There was a full house yet again for the second WiSE UP careers workshop, another fantastic session which gave us all plenty to think about. I thought it might be fun if I tried to summarise what we covered in the session in the form of a CV but that was harder than I thought it would be!
Name: Vivien Hodges Address: WiSETI Project Officer, Equality and Diversity Section, 25 Trumpington Street, Cambridge, CB2 1QA Email: Vivien.email@example.com Twitter: @vivien_hodges
I have written my profile based on the first exercise on my ideal job, what I would enjoy about the job, the qualities I bring and skills I would like to use and learn (highlighting power words!). It’s too long and not directed at a specific job application but I thought it might help to stimulate a few ideas for your own profiles. To steal Mel Findlater’s words I’m a wannabe superhero currently lucky enough to work with superheroes.
On Thursday evening a good crowd of 40-50 people joined Prof Margaret Stanley at Lucy Cavendish College.
Prof Stanley was an eloquent speaker and who gave a talk that was interesting to both biologists (of which there are quite a few at Cambridge AWiSE), those with a background in other STEM subjects (science, technology, engineering and maths), and the parents in the audience with daughters taking part in the immunisation program.
By Tennie Videler
I missed the last WiSE Up workshop but know online presence was part of it.

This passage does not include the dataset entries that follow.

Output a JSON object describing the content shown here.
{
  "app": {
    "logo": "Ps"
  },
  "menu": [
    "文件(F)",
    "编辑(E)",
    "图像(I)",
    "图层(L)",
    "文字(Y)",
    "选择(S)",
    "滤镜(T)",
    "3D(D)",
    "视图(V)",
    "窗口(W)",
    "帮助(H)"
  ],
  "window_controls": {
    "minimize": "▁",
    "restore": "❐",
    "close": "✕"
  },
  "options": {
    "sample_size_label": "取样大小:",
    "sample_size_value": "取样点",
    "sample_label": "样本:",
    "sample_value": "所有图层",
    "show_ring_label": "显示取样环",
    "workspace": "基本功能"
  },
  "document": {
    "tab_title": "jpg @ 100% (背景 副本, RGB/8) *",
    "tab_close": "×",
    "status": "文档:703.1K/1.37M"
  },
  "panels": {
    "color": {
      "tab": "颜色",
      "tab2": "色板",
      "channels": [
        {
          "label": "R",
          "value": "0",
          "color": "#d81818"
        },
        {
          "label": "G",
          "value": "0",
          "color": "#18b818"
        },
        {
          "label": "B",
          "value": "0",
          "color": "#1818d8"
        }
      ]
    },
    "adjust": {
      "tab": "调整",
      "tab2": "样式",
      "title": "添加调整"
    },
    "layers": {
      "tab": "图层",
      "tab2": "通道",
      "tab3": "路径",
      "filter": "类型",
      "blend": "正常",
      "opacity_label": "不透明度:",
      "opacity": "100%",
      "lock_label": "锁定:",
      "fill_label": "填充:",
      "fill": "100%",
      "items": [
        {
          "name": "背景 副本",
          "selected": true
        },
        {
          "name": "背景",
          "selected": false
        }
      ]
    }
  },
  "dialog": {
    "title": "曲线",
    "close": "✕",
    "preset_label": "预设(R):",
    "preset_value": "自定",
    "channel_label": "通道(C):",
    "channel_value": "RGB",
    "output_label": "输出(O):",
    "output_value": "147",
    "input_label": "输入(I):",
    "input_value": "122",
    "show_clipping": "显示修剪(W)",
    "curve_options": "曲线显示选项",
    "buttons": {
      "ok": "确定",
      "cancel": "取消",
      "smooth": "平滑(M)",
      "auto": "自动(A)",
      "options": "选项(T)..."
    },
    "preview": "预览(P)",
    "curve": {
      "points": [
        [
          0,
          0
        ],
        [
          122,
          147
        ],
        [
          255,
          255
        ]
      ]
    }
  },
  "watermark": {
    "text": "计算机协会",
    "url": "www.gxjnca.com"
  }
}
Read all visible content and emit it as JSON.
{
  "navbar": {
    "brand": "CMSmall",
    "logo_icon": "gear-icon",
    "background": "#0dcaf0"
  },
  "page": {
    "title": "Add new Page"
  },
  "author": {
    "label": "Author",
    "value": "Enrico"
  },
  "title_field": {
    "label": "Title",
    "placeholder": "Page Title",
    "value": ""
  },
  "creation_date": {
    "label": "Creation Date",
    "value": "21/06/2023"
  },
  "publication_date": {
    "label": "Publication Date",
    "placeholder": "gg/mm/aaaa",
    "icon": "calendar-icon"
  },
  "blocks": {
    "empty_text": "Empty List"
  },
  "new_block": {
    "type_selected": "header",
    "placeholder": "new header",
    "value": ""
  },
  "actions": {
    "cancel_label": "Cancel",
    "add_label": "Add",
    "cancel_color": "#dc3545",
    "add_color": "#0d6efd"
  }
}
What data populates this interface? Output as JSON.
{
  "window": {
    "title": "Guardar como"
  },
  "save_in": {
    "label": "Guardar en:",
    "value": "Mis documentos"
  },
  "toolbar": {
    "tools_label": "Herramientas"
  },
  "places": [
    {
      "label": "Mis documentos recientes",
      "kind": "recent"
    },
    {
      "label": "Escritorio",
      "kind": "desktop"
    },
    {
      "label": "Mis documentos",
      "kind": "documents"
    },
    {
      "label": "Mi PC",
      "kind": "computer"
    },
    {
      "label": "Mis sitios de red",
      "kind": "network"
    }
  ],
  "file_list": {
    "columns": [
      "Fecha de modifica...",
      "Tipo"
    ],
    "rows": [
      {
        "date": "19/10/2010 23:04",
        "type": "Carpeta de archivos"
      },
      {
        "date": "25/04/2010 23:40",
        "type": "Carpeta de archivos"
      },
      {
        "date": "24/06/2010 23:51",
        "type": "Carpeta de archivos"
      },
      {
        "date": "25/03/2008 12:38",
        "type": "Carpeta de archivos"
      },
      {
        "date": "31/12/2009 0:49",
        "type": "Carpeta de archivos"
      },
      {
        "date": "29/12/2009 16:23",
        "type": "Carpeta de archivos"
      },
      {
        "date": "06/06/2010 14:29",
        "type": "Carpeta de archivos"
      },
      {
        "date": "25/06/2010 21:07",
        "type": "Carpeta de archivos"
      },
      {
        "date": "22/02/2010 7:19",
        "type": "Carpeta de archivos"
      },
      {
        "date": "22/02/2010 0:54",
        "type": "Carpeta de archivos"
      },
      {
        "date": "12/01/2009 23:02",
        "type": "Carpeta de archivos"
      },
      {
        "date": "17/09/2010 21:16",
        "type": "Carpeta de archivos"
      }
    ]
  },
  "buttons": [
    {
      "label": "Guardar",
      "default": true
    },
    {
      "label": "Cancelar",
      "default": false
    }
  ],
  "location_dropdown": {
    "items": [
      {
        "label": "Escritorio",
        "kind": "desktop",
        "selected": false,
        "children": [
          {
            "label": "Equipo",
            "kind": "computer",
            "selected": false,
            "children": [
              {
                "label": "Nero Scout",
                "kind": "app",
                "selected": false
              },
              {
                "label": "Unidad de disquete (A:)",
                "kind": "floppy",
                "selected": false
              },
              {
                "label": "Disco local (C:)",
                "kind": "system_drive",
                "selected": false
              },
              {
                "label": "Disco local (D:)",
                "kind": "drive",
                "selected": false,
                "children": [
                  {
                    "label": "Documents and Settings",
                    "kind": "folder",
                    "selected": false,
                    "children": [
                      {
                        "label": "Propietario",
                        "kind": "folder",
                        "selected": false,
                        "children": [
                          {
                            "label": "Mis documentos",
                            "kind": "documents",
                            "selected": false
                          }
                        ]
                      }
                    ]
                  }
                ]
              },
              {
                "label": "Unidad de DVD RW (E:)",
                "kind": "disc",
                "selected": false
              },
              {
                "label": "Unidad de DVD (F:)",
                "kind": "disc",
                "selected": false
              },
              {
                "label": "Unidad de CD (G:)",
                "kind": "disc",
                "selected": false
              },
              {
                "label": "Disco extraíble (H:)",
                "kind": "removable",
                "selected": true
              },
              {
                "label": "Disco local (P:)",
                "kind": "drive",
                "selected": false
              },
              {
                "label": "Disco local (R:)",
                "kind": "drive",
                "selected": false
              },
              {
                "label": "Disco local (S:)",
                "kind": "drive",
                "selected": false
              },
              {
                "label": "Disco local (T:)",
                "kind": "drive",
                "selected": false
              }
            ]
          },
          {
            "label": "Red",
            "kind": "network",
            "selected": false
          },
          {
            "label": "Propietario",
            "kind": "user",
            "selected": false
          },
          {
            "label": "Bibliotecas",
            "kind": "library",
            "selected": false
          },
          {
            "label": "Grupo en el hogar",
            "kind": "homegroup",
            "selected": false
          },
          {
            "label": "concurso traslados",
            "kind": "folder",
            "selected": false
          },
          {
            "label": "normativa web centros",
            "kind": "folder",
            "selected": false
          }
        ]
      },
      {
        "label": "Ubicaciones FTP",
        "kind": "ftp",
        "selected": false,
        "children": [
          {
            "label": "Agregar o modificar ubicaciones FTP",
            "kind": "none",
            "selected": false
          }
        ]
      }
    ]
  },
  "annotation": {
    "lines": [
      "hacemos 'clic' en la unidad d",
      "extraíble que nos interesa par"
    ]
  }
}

Here is my take on using twitter, which I use in a pretty low level way for my job. I’ve not used twitter to find out what celebrities have for breakfast but rather for finding out what is happening in my work sphere, build a presence and ask questions. I really think you need to start using it to find it useful….. Key is finding the right people to ‘follow’, by searching, for example using hashtags (#word). Once you’ve found a group of people to follow, look at who they follow too. Some people make recommendations, especially on Fridays (follow Friday or FF in twitter speak). These days twitter recommends people for you to follow too based on your searches and ‘tweets’.